United States President Donald Trump was the centre of attraction during his 12-day visit to Asia last week, given a welcome replete with pomp and ceremony in Japan, South Korea and China.
But by the time he left for home on Tuesday, political experts and observers were saying Chinese President Xi Jinping was ahead, with his influence enhanced further.
Mr Trump declared his trip a tremendous success but analysts said he returned home without fulfilling his agenda - convincing Asia's leaders that the US is still committed to the Asia-Pacific.
This is plain in the cool reception given to his ''America First'' speech on trade at the Asia-Pacific Economic Cooperation (Apec) summit.
It was driven home further when he skipped the East Asia Summit, seen by most as a symbolic but important litmus test of US interest in the region - although he did address its leaders at a lunch before that.
Mr Xi, on the other hand, used his Apec address to renew China's commitment to globalisation and support for free trade, in another sign he was willing to take up the leadership mantle the US had abandoned.
''The tune Trump sang was just not what Asian leaders wanted to hear, compared with Xi's message of multilateral cooperation,'' Professor Shi Yinhong of Renmin University told The Straits Times.

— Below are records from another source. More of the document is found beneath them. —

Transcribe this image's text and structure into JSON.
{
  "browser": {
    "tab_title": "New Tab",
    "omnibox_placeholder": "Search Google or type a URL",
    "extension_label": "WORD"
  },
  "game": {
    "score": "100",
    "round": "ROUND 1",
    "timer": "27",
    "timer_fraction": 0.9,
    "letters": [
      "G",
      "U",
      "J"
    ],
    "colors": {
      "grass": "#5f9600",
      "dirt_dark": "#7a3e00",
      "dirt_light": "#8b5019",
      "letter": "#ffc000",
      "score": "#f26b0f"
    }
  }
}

Cornell University analyst Annelise Riles said the trip was ''a key moment in the decline of US power in the Asia-Pacific region''. She pointed especially to the revival of the Trans-Pacific Partnership pact that Mr Trump withdrew from.
He also failed to extract concrete commitments from China to intensify pressure on North Korea, said S. Rajaratnam School of International Studies dean Joseph Liow.
What he secured from China - more than US$250 billion (S$339 billion) in trade deals - points to the need for a big-figure ''win'' he can take home to his voters, said Professor Su Hao of the China Foreign Affairs University.
Facing significant domestic pressure, Mr Trump's aim was for a breakthrough he can take home to show his prowess as a dealmaker that closes deals, Prof Su added.
But critics noted the package consisted of many non-binding agreements that may not materialise, and that Mr Trump failed to secure what American investors wanted: structural reform to the bilateral trade ties that can bring about lasting change, like greater access to the Chinese market.
Such middling results mean Asia's leaders may need to reassess the region's balance of power. ''China's global prestige has clearly emerged a notch above that of the US,'' said Prof Shi. ''The last two weeks is a good indication that change is gathering momentum''.